No. 230, March 31, 2022
Hello Revelator readers,
Coral reefs face major threats from climate change and other human activities. But scientific research and restoration projects are finding “nuggets of hope,” explains a new book.
Wildlife trafficking can be halted, but only if high-income countries fulfill their enforcement responsibility and support vulnerable communities, say two experts in our latest op-ed.
Outcry over the building of a hydropower dam in a prized area of Tasmanian wilderness led to the creation of the first Green Party 50 years ago. Now a long-running effort to restore the damaged ecosystem is picking up steam.
From the archives:
Forests felled for palm plantations are decimating habitat for Sunda clouded leopards in southeast Asia. But the secretive, tree-loving wild cats may get some help.
Subscriber bonus: The Wild 5
Here are five more stories we’re watching this week.
1. War Shakes Europe Path to Energy Independence, Climate Goals (AP)
2. How Joe Manchin Aided Coal, and Earned Millions (The New York Times)
3. Salmon Travel Deep Into the Pacific.

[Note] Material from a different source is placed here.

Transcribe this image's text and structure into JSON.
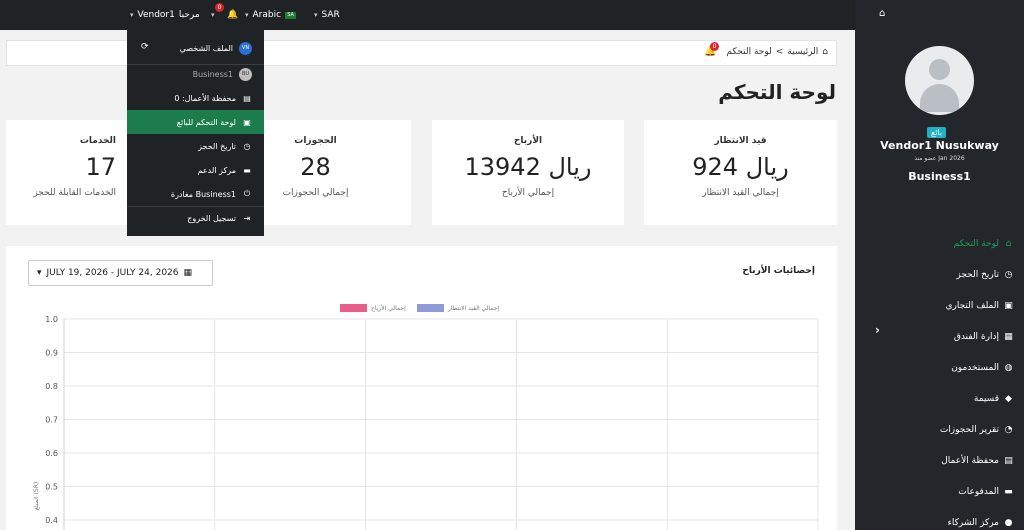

As It Warms, Many ‘Don’t Come Back.’ (The Washington Post)
4. Misinformation Is Derailing Renewable Energy Projects Across the United States (NPR)
5. How Does a Newt Cross the Road? The Teams Trying to End a Nightly Carnage (The Guardian)
What should we cover next?
Our stories rely on insight from experts, frontline activists and readers around the world — especially these days, when so much seems to be happening so fast. We want to hear from you, so please drop us a line anytime.
New research finds that oil development in western Canada’s boreal forests is changing how wolves, caribou, bears and other animals interact.
Look for our latest links in next Thursday’s newsletter — or follow us on Twitter and Facebook for headlines as they go live.
As always, thank you for reading. Stay safe and connected.